A new paper shows that girls who are learning are more likely to stay in school. Improving learning could be key to achieving both schooling and learning goals.
The G7 recently agreed to two new education objectives: ensure that 40 million more girls attend school and that 20 million more girls are able to read by 2026. A new RISE working paper suggests good news: that progress on the girls’ learning goal may actually be one of the keys to delivering on the girls’ schooling goal.
The paper draws on longitudinal quantitative and qualitative data from the Young Lives Surveys in Ethiopia, India, Peru, and Vietnam to understand why children drop out of school. The quantitative data reveals a strong link between low learning and later dropout. The qualitative findings reveal that low learning often underlies other, more commonly cited reasons girls drop out such as marriage or work. Girls report seeking ways to provide for their futures, and when it becomes clear that they are learning too little for school to provide future security, they seek other means such as a husband or a job.
This is a blog series written by the alumni of the Implementing Public Policy Executive Education Program at the Harvard Kennedy School. Participants successfully completed this 7-month blended learning course in December 2019. These are their learning journey stories.
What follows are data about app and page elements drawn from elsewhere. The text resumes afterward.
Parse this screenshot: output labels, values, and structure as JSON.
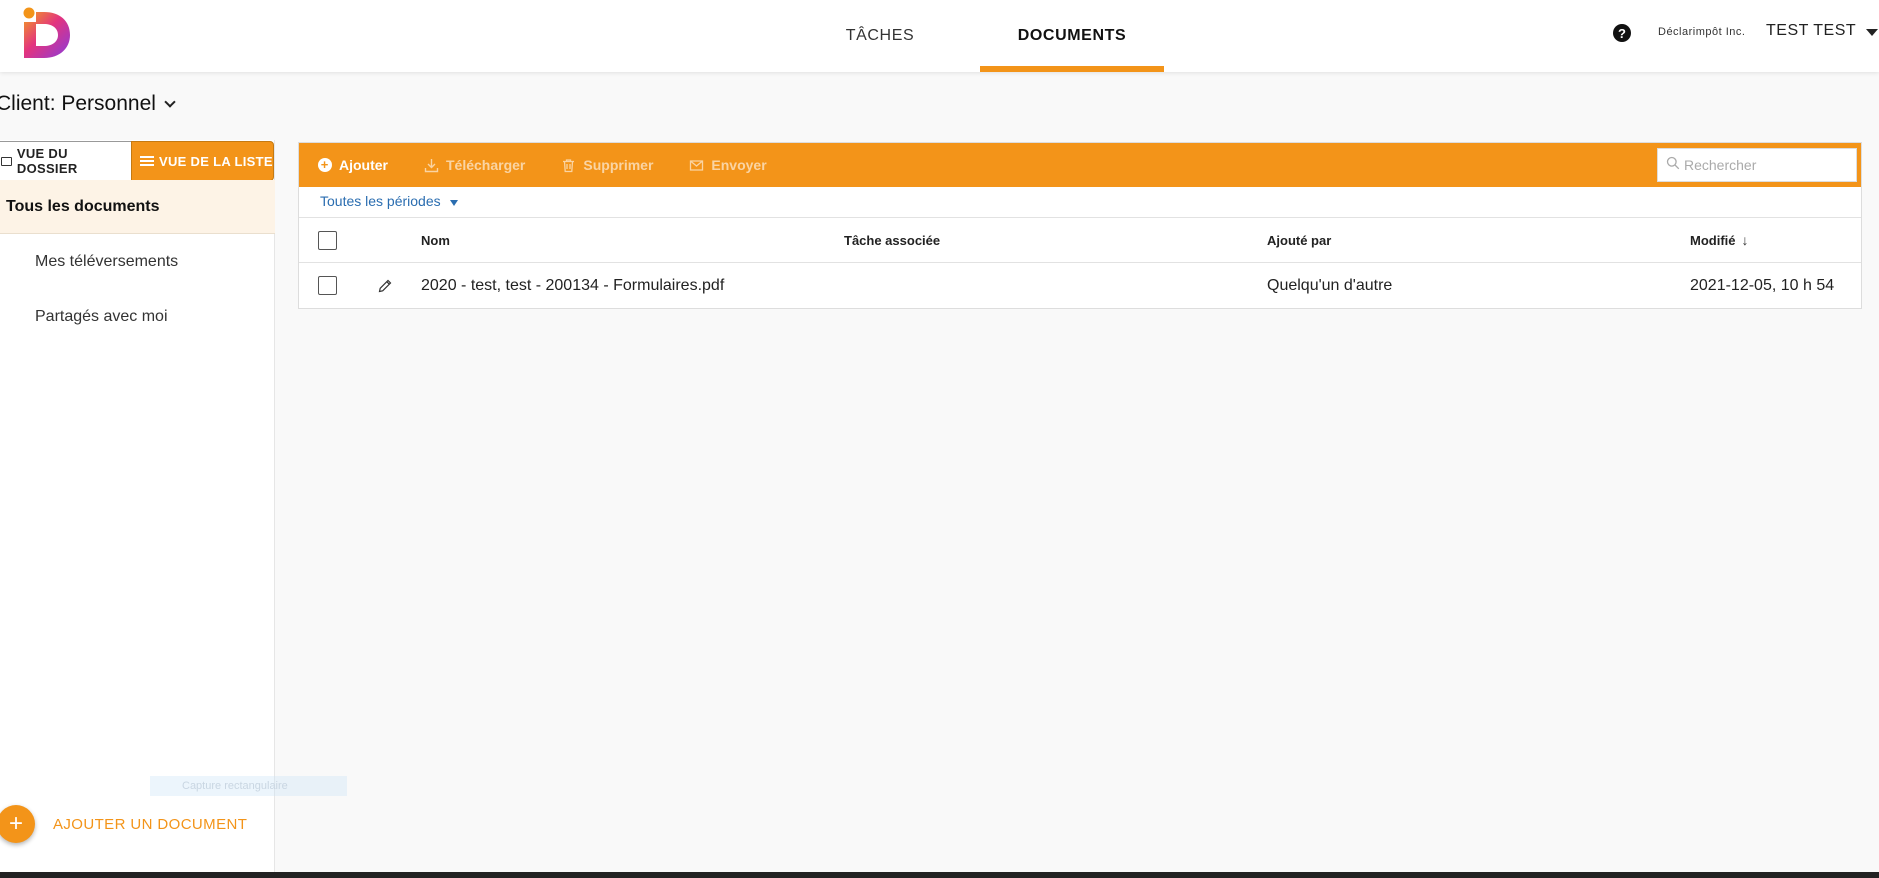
{
  "colors": {
    "accent": "#f39419",
    "link": "#2a6db0"
  },
  "header": {
    "nav": [
      {
        "label": "TÂCHES",
        "active": false
      },
      {
        "label": "DOCUMENTS",
        "active": true
      }
    ],
    "help_icon": "question-circle-icon",
    "company": "Déclarimpôt Inc.",
    "user": "TEST TEST"
  },
  "client": {
    "title": "Client: Personnel"
  },
  "sidebar": {
    "view_folder_label": "VUE DU DOSSIER",
    "view_list_label": "VUE DE LA LISTE",
    "items": [
      {
        "label": "Tous les documents",
        "active": true
      },
      {
        "label": "Mes téléversements",
        "active": false
      },
      {
        "label": "Partagés avec moi",
        "active": false
      }
    ],
    "add_document_label": "AJOUTER UN DOCUMENT"
  },
  "overlay": {
    "snip_label": "Capture rectangulaire"
  },
  "toolbar": {
    "add_label": "Ajouter",
    "download_label": "Télécharger",
    "delete_label": "Supprimer",
    "send_label": "Envoyer",
    "search_placeholder": "Rechercher"
  },
  "filter": {
    "period_label": "Toutes les périodes"
  },
  "table": {
    "columns": [
      "Nom",
      "Tâche associée",
      "Ajouté par",
      "Modifié"
    ],
    "sort": {
      "column": "Modifié",
      "direction": "desc"
    },
    "rows": [
      {
        "name": "2020 - test, test - 200134 - Formulaires.pdf",
        "task": "",
        "added_by": "Quelqu'un d'autre",
        "modified": "2021-12-05, 10 h 54"
      }
    ]
  }
}
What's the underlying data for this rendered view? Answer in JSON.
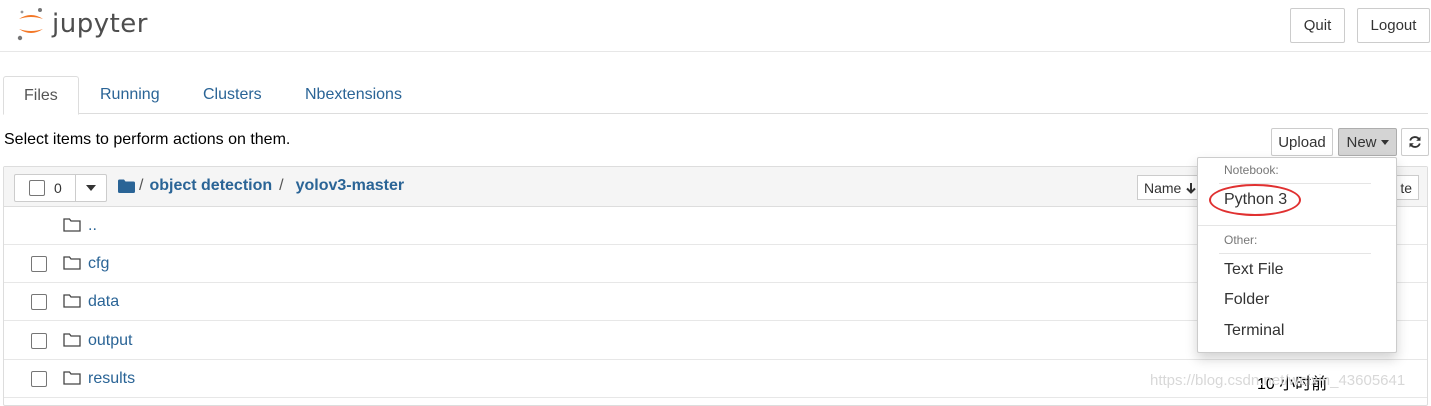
{
  "header": {
    "logo_text": "jupyter",
    "quit_label": "Quit",
    "logout_label": "Logout",
    "brand_color": "#F37726"
  },
  "tabs": [
    {
      "label": "Files",
      "active": true
    },
    {
      "label": "Running",
      "active": false
    },
    {
      "label": "Clusters",
      "active": false
    },
    {
      "label": "Nbextensions",
      "active": false
    }
  ],
  "toolbar": {
    "hint": "Select items to perform actions on them.",
    "upload_label": "Upload",
    "new_label": "New",
    "refresh_icon": "refresh-icon"
  },
  "list_header": {
    "selected_count": "0",
    "breadcrumb": [
      {
        "label": "/"
      },
      {
        "label": "object detection"
      },
      {
        "label": "/"
      },
      {
        "label": "yolov3-master"
      }
    ],
    "sort_name_label": "Name",
    "sort_modified_label": "te"
  },
  "rows": [
    {
      "name": "..",
      "has_checkbox": false,
      "date": ""
    },
    {
      "name": "cfg",
      "has_checkbox": true,
      "date": ""
    },
    {
      "name": "data",
      "has_checkbox": true,
      "date": ""
    },
    {
      "name": "output",
      "has_checkbox": true,
      "date": ""
    },
    {
      "name": "results",
      "has_checkbox": true,
      "date": "10 小时前"
    }
  ],
  "new_menu": {
    "notebook_header": "Notebook:",
    "notebook_items": [
      "Python 3"
    ],
    "other_header": "Other:",
    "other_items": [
      "Text File",
      "Folder",
      "Terminal"
    ],
    "highlight_color": "#e03030"
  },
  "watermark": "https://blog.csdn.net/weixin_43605641"
}
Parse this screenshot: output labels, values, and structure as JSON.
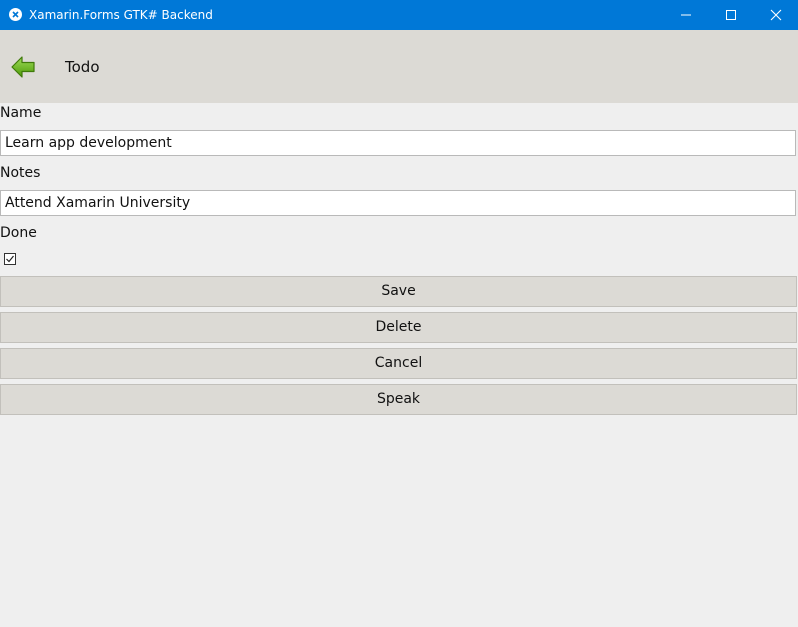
{
  "window": {
    "title": "Xamarin.Forms GTK# Backend",
    "accent_color": "#0078d7",
    "controls": [
      "minimize-icon",
      "maximize-icon",
      "close-icon"
    ]
  },
  "navbar": {
    "back_icon": "back-arrow-icon",
    "title": "Todo"
  },
  "form": {
    "name_label": "Name",
    "name_value": "Learn app development",
    "notes_label": "Notes",
    "notes_value": "Attend Xamarin University",
    "done_label": "Done",
    "done_checked": true
  },
  "buttons": {
    "save": "Save",
    "delete": "Delete",
    "cancel": "Cancel",
    "speak": "Speak"
  }
}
I came to the program thinking I had a good idea about how to make things happen in the workplace. I had some idea of policy implementation and the challenges of government organizations. All that said, I learned that I did NOT have an organized, step-by-step approach to address the myriad of challenges of this work. From what I have learned from others in the program, the situation we face in a U.S. District Court of New Jersey is not unique. I thought I was probably going to embark on some major training program that could be imposed from on high to the masses.
Wow, was I wrong.
There are so many things I learned in the last six months that it is difficult to name them all. I had become frustrated in my position as it seemed as though I had a small sphere of influence to make changes in a workplace that I value so highly. I came to realize that I had more influence than I thought because of the success of a Succession Development Program implemented three years ago. My authorizers perceived it a success because we completed this two year program, not necessarily for any objective reason. I consider it a success because out of the last eight supervisors promoted, seven successfully competed that Program. We were on to something but we weren’t exactly sure what. I chose the IPP team from that group, asking them: what do we need to do to plan for the workforce of the future District Court? How do we create jobs that millennials want? How do we get employees to be proactive on the job, solving problems, suggesting improvements, taking work off of their supervisors, not merely doing what they are told? How do we support managers/ supervisors so we can stem the tide of early retirements, resignations and burn out without implementing a program every two years in a panic?
I began what the team jokingly refers to as “Theresa’s listening tour.” I finally stopped reading the literature (OK, not entirely) and started asking questions. I had the team work on the first fishbone exercise with me. I had them ask their staff: what is needed for employees to do their best work for the Court? I asked the same of the other supervisors who aren’t on the Team. And I was surprised at how they really opened up. They appreciated that I asked and listened. Then I implemented what I could quickly, and again, they showed an increased connection to the work and to what I was asking.
Oh boy, maybe some of the problems related to how managers/supervisors feel about the work is in part my fault (and other senior managers’) who think because we have been around a long time, we have heard/seen it all. We assume that everyone understands the importance of the work. We assume that we know best since we have been caring about the Court for decades. No wonder millennials say “OK Boomer.” So, I would say a key learning has been to more freely admit that I don’t have the answers but show that I care enough to keep asking (why, why, why, why, why) and listening. I have seen a change in supervisors who see that we are trying some of their ideas, ie, quarterly video conference meetings for all staff at once in the different offices, training and individual coaching sessions for supervisors, more training opportunities for entry level staff, more communication about the budget situation (even when all I can tell them is that we won’t know until December 21st). The Team members reported some of the same: that just starting the conversation with staff has made a difference, and they in turn have become more aware of what staff need. It seems that just the act of asking and listening and trying is changing the workplace.